Stored items from a collection

[Start of Attachment]

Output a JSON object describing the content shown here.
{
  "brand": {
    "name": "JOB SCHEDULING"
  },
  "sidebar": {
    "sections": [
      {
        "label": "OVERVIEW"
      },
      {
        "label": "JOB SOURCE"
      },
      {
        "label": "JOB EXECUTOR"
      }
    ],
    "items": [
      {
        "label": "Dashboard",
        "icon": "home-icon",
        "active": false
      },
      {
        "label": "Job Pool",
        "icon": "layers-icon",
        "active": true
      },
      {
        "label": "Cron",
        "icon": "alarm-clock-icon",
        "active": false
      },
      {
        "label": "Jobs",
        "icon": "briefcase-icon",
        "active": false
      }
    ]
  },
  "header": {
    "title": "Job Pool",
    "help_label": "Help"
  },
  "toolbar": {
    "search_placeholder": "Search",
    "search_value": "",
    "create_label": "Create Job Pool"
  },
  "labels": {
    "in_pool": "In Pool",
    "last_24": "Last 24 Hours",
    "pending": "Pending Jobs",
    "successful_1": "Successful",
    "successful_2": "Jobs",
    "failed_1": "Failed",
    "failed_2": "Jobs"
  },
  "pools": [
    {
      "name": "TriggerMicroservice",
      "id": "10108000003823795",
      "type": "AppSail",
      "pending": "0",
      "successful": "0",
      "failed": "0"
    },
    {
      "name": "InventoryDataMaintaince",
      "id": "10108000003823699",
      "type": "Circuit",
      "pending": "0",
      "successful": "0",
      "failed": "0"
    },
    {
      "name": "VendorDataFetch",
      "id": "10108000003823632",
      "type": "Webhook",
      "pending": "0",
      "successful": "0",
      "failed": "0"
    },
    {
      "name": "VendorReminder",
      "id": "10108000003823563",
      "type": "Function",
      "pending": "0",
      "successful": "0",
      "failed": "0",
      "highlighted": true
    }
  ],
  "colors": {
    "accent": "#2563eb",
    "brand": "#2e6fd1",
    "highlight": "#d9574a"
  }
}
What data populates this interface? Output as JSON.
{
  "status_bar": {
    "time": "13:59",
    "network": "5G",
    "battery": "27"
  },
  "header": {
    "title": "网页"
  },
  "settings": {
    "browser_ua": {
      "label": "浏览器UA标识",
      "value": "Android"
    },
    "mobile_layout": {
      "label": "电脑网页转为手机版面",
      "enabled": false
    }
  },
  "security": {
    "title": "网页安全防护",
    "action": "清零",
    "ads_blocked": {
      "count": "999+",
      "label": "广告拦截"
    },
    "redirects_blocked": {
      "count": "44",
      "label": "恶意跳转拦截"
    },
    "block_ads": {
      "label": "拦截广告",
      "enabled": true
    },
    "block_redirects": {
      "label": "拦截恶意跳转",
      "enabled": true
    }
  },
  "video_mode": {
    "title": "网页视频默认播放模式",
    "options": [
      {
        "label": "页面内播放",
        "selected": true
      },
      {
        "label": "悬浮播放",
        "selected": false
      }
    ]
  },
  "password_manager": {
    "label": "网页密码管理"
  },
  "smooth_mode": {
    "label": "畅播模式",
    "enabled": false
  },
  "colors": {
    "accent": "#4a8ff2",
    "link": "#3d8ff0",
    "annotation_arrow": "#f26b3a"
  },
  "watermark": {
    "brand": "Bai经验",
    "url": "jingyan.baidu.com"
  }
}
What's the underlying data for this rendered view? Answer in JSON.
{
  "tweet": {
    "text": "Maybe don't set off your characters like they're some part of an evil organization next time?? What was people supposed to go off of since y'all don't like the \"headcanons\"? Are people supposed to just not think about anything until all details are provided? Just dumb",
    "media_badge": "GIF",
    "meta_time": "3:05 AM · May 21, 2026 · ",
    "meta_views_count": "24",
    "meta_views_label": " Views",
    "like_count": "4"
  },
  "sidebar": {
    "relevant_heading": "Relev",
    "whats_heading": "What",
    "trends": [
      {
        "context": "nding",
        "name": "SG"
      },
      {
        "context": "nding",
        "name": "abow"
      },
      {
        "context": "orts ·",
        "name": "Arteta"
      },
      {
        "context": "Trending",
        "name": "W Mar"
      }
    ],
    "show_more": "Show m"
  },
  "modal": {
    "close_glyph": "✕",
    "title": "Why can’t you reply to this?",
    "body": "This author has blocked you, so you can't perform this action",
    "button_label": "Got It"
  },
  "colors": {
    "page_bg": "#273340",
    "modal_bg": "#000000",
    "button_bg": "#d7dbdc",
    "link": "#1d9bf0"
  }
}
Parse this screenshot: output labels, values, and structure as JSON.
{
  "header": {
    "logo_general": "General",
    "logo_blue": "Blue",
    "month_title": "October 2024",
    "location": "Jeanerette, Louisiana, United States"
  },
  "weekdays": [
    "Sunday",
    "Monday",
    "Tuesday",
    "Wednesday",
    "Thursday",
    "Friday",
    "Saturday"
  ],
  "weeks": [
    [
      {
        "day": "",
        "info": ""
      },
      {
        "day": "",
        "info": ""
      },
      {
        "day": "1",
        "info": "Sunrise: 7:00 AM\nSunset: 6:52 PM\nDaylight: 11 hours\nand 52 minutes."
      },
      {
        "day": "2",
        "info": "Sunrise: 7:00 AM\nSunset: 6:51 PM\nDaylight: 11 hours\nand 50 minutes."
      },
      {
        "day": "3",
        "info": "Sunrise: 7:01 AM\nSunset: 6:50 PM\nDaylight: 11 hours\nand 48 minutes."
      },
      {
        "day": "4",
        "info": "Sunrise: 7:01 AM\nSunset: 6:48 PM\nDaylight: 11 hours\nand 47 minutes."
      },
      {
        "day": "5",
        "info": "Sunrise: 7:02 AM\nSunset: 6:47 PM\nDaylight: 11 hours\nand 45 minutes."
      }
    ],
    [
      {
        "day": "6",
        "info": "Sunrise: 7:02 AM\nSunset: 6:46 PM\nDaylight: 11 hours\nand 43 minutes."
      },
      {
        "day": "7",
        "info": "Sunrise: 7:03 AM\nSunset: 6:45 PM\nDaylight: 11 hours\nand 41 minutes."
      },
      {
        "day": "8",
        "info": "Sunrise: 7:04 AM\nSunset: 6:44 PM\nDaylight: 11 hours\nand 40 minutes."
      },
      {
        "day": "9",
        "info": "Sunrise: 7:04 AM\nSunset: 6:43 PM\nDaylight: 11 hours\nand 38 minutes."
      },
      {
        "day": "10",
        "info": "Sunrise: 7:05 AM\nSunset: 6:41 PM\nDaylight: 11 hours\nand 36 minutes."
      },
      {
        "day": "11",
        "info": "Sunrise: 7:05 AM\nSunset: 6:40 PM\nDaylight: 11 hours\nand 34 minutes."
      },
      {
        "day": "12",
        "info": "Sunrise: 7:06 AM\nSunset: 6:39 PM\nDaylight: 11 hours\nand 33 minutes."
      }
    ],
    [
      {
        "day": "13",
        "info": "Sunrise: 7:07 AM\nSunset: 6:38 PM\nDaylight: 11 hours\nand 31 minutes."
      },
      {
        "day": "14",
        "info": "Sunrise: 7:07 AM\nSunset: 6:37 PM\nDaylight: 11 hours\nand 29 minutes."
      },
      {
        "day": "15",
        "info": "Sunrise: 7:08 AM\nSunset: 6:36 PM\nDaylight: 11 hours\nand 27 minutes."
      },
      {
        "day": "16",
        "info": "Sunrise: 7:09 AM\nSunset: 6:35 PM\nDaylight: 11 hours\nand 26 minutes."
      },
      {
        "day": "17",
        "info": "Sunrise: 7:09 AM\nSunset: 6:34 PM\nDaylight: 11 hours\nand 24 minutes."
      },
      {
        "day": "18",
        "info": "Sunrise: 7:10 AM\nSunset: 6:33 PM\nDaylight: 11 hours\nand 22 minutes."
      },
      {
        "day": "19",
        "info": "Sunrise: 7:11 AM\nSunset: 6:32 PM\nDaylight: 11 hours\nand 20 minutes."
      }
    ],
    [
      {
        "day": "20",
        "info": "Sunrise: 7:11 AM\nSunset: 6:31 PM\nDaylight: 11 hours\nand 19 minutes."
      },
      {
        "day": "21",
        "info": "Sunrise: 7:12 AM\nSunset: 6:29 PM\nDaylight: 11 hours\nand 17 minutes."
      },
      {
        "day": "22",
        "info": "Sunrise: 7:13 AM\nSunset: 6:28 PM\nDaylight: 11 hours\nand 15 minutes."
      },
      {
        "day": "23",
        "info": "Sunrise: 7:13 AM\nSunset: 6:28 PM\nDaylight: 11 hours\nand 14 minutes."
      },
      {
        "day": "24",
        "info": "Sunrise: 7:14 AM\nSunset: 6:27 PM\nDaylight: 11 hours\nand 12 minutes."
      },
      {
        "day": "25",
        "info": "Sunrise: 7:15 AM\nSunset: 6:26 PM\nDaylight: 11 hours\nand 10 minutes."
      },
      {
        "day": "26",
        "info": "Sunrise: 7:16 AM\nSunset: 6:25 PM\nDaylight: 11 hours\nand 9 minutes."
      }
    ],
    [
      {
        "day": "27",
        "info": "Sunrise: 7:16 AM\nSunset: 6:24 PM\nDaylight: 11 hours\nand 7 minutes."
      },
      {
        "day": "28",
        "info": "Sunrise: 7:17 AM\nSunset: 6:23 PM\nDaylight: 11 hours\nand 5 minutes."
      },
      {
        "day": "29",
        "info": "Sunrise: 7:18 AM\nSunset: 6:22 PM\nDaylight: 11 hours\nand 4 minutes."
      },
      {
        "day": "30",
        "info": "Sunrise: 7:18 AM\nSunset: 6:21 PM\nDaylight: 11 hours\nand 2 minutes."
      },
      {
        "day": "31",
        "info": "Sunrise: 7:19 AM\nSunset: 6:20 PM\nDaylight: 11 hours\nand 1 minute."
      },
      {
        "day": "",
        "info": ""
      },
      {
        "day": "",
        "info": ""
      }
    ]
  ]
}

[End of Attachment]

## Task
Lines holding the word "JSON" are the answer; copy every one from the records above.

## The answer
Output a JSON object describing the content shown here.
What data populates this interface? Output as JSON.
What's the underlying data for this rendered view? Answer in JSON.
Parse this screenshot: output labels, values, and structure as JSON.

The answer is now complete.